Of the lines in the data below, count the ones holding the string "right", and answer with that number only.

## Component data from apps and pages
'''

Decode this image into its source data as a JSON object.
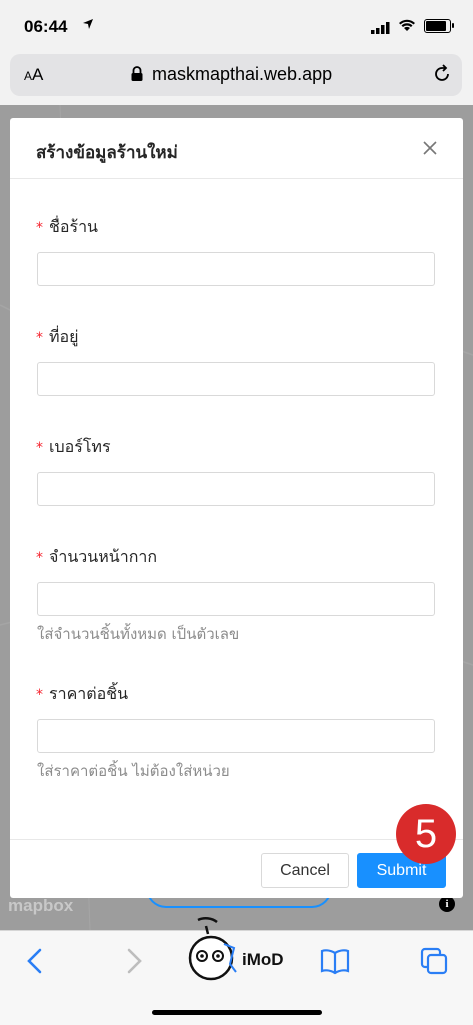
{
  "status_bar": {
    "time": "06:44"
  },
  "url_bar": {
    "aa_small": "A",
    "aa_large": "A",
    "url": "maskmapthai.web.app"
  },
  "modal": {
    "title": "สร้างข้อมูลร้านใหม่",
    "fields": [
      {
        "label": "ชื่อร้าน",
        "value": "",
        "help": ""
      },
      {
        "label": "ที่อยู่",
        "value": "",
        "help": ""
      },
      {
        "label": "เบอร์โทร",
        "value": "",
        "help": ""
      },
      {
        "label": "จำนวนหน้ากาก",
        "value": "",
        "help": "ใส่จำนวนชิ้นทั้งหมด เป็นตัวเลข"
      },
      {
        "label": "ราคาต่อชิ้น",
        "value": "",
        "help": "ใส่ราคาต่อชิ้น ไม่ต้องใส่หน่วย"
      }
    ],
    "required_mark": "*",
    "cancel_label": "Cancel",
    "submit_label": "Submit"
  },
  "annotation": {
    "step_number": "5"
  },
  "map": {
    "attribution": "mapbox",
    "info_label": "i"
  },
  "watermark": {
    "text": "iMoD"
  },
  "colors": {
    "primary": "#1890ff",
    "required": "#f5222d",
    "badge": "#d92b2b"
  }
}
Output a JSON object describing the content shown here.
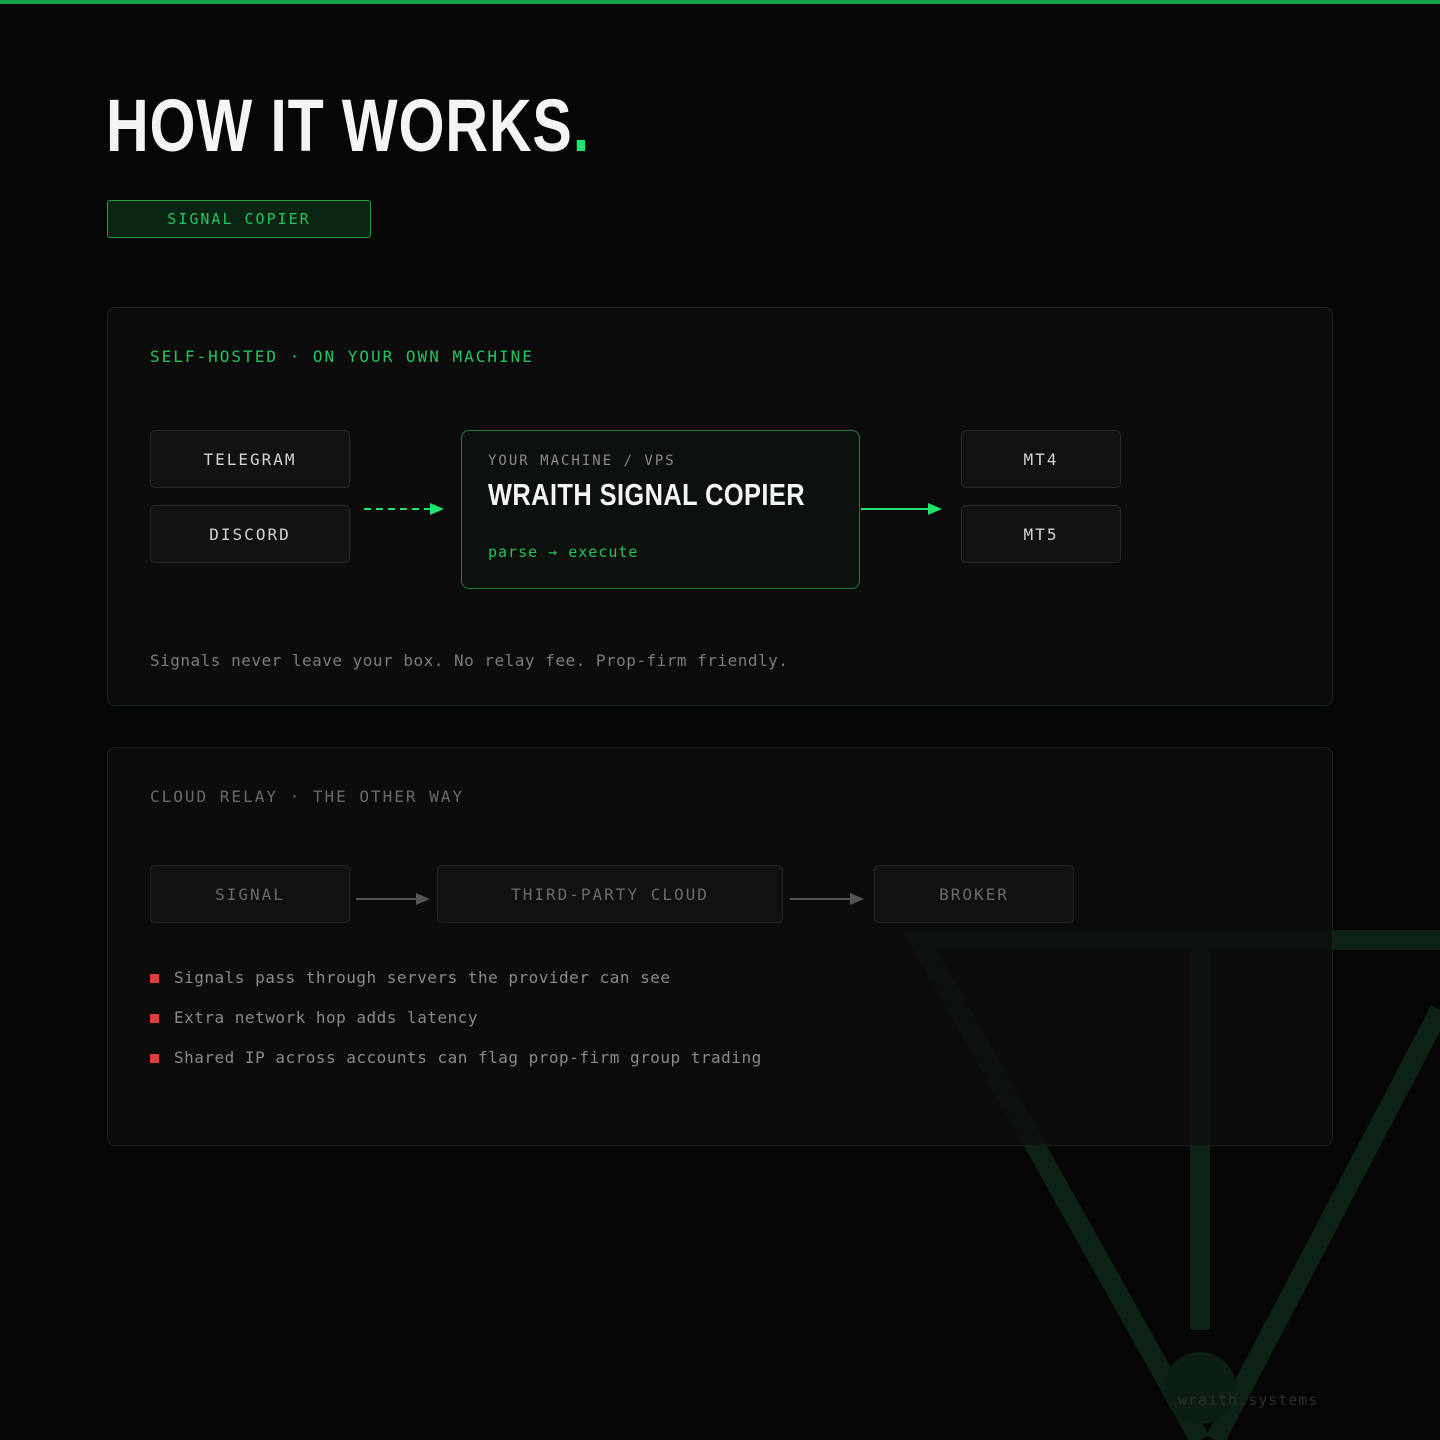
{
  "page": {
    "title": "HOW IT WORKS",
    "title_dot": ".",
    "badge": "SIGNAL COPIER",
    "accent_color": "#22c55e",
    "warning_color": "#e23b3b"
  },
  "self_hosted": {
    "label": "SELF-HOSTED · ON YOUR OWN MACHINE",
    "sources": [
      "TELEGRAM",
      "DISCORD"
    ],
    "core": {
      "subtitle": "YOUR MACHINE / VPS",
      "title": "WRAITH SIGNAL COPIER",
      "flow": "parse → execute"
    },
    "targets": [
      "MT4",
      "MT5"
    ],
    "note": "Signals never leave your box. No relay fee. Prop-firm friendly."
  },
  "cloud_relay": {
    "label": "CLOUD RELAY · THE OTHER WAY",
    "steps": [
      "SIGNAL",
      "THIRD-PARTY CLOUD",
      "BROKER"
    ],
    "cons": [
      "Signals pass through servers the provider can see",
      "Extra network hop adds latency",
      "Shared IP across accounts can flag prop-firm group trading"
    ]
  },
  "footer": "wraith.systems",
  "background_mark": "wraith-triangle-logo"
}
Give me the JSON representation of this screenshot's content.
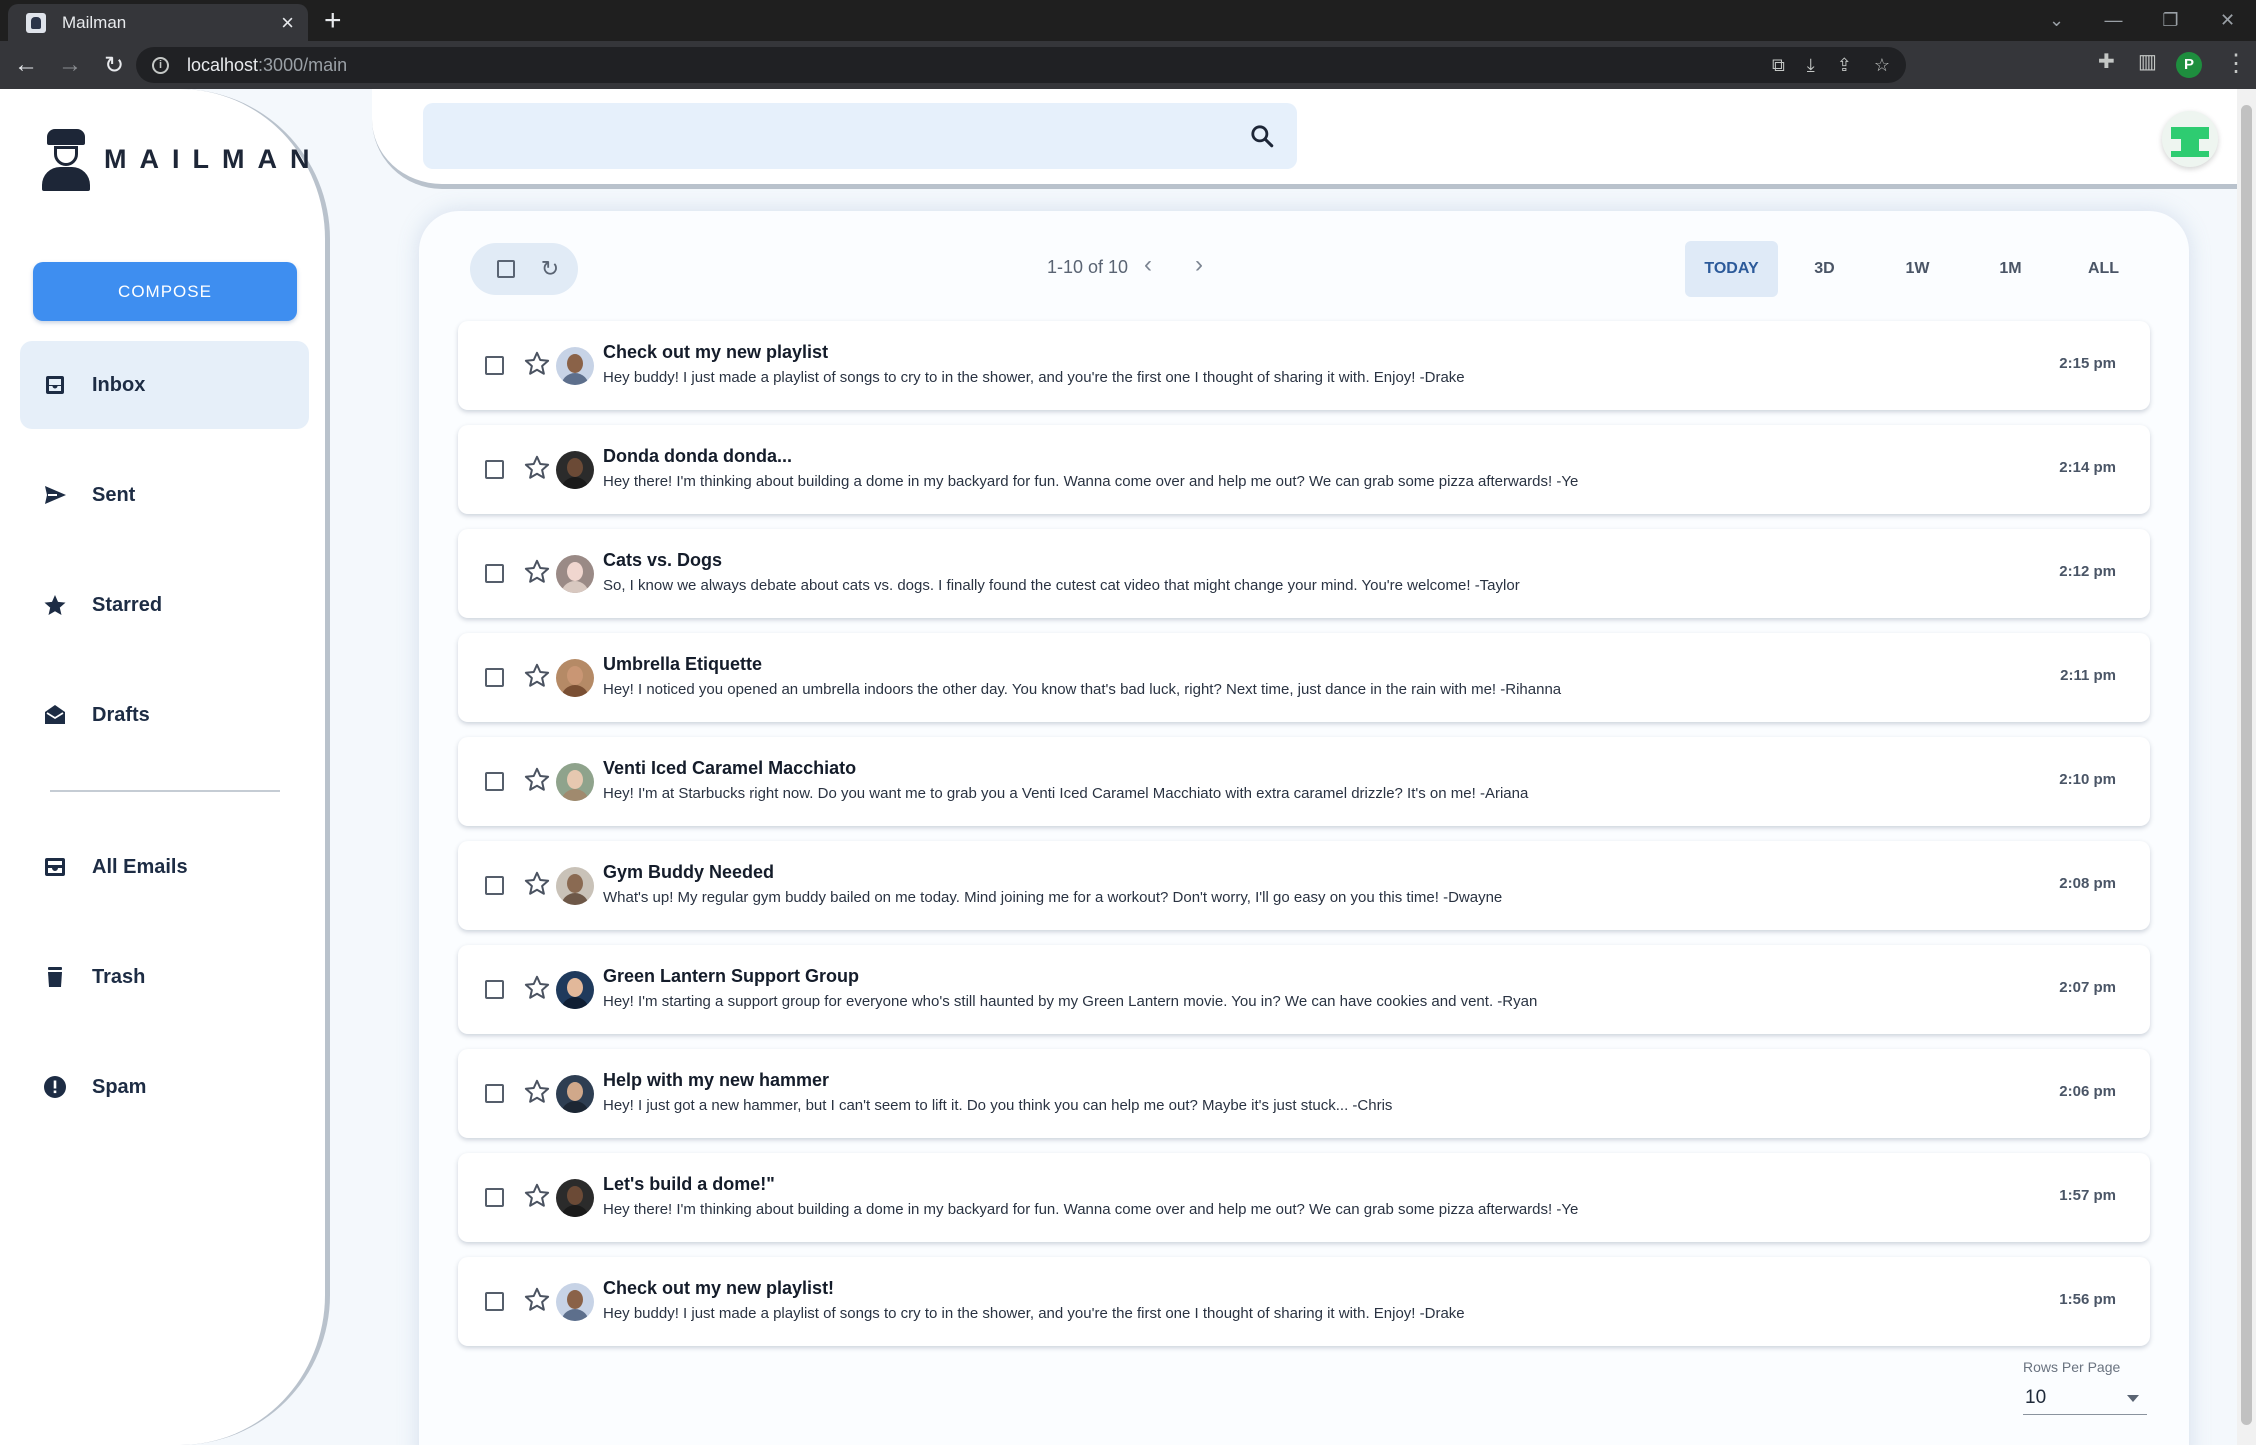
{
  "browser": {
    "tab_title": "Mailman",
    "url_host": "localhost",
    "url_path": ":3000/main",
    "profile_initial": "P"
  },
  "app": {
    "brand": "MAILMAN",
    "compose_label": "COMPOSE",
    "nav": [
      {
        "label": "Inbox",
        "icon": "inbox-icon",
        "active": true
      },
      {
        "label": "Sent",
        "icon": "send-icon"
      },
      {
        "label": "Starred",
        "icon": "star-icon"
      },
      {
        "label": "Drafts",
        "icon": "drafts-icon"
      },
      {
        "label": "All Emails",
        "icon": "all-mail-icon"
      },
      {
        "label": "Trash",
        "icon": "trash-icon"
      },
      {
        "label": "Spam",
        "icon": "spam-icon"
      }
    ],
    "search": {
      "placeholder": ""
    }
  },
  "toolbar": {
    "pagination": "1-10 of 10",
    "filters": [
      "TODAY",
      "3D",
      "1W",
      "1M",
      "ALL"
    ],
    "active_filter": "TODAY"
  },
  "emails": [
    {
      "subject": "Check out my new playlist",
      "preview": "Hey buddy! I just made a playlist of songs to cry to in the shower, and you're the first one I thought of sharing it with. Enjoy! -Drake",
      "time": "2:15 pm"
    },
    {
      "subject": "Donda donda donda...",
      "preview": "Hey there! I'm thinking about building a dome in my backyard for fun. Wanna come over and help me out? We can grab some pizza afterwards! -Ye",
      "time": "2:14 pm"
    },
    {
      "subject": "Cats vs. Dogs",
      "preview": "So, I know we always debate about cats vs. dogs. I finally found the cutest cat video that might change your mind. You're welcome! -Taylor",
      "time": "2:12 pm"
    },
    {
      "subject": "Umbrella Etiquette",
      "preview": "Hey! I noticed you opened an umbrella indoors the other day. You know that's bad luck, right? Next time, just dance in the rain with me! -Rihanna",
      "time": "2:11 pm"
    },
    {
      "subject": "Venti Iced Caramel Macchiato",
      "preview": "Hey! I'm at Starbucks right now. Do you want me to grab you a Venti Iced Caramel Macchiato with extra caramel drizzle? It's on me! -Ariana",
      "time": "2:10 pm"
    },
    {
      "subject": "Gym Buddy Needed",
      "preview": "What's up! My regular gym buddy bailed on me today. Mind joining me for a workout? Don't worry, I'll go easy on you this time! -Dwayne",
      "time": "2:08 pm"
    },
    {
      "subject": "Green Lantern Support Group",
      "preview": "Hey! I'm starting a support group for everyone who's still haunted by my Green Lantern movie. You in? We can have cookies and vent. -Ryan",
      "time": "2:07 pm"
    },
    {
      "subject": "Help with my new hammer",
      "preview": "Hey! I just got a new hammer, but I can't seem to lift it. Do you think you can help me out? Maybe it's just stuck... -Chris",
      "time": "2:06 pm"
    },
    {
      "subject": "Let's build a dome!\"",
      "preview": "Hey there! I'm thinking about building a dome in my backyard for fun. Wanna come over and help me out? We can grab some pizza afterwards! -Ye",
      "time": "1:57 pm"
    },
    {
      "subject": "Check out my new playlist!",
      "preview": "Hey buddy! I just made a playlist of songs to cry to in the shower, and you're the first one I thought of sharing it with. Enjoy! -Drake",
      "time": "1:56 pm"
    }
  ],
  "footer": {
    "rows_per_page_label": "Rows Per Page",
    "rows_per_page_value": "10"
  },
  "colors": {
    "accent": "#3e8ef0",
    "active_nav_bg": "#e6eff9",
    "app_bg": "#f4f8fc",
    "nav_text": "#1d2c44"
  }
}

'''

## Solution below
2